Prompt: Check each line of the material below for the word "icon". Say how many lines have it, and nothing else.

The input:
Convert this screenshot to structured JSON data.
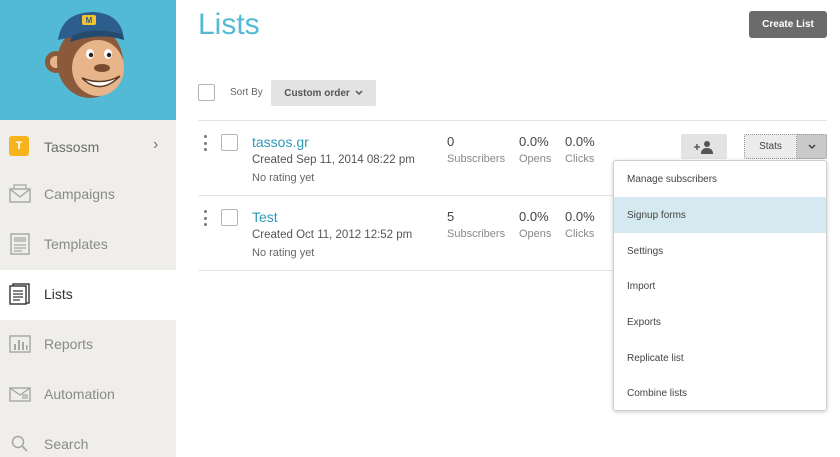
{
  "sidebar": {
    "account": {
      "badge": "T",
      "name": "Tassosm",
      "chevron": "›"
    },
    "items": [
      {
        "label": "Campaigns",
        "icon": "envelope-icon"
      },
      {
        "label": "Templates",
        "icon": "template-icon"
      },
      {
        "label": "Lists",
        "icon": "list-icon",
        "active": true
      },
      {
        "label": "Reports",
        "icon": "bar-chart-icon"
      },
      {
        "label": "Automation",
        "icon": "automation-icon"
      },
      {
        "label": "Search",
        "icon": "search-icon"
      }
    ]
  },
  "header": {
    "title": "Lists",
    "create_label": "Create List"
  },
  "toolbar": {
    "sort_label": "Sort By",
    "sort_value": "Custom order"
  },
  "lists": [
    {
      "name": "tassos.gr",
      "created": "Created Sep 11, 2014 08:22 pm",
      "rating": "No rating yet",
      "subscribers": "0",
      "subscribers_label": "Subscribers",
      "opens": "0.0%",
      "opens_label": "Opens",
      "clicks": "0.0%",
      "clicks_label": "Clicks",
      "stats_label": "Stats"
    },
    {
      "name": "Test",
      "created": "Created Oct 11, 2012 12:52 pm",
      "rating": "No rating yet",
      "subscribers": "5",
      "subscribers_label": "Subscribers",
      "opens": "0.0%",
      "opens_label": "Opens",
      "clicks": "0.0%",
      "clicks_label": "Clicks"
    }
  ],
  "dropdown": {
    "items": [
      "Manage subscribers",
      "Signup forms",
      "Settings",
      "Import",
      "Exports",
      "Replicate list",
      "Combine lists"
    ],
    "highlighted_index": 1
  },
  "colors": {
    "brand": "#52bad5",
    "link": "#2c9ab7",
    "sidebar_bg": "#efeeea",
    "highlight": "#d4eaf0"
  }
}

Solution for this exercise: 6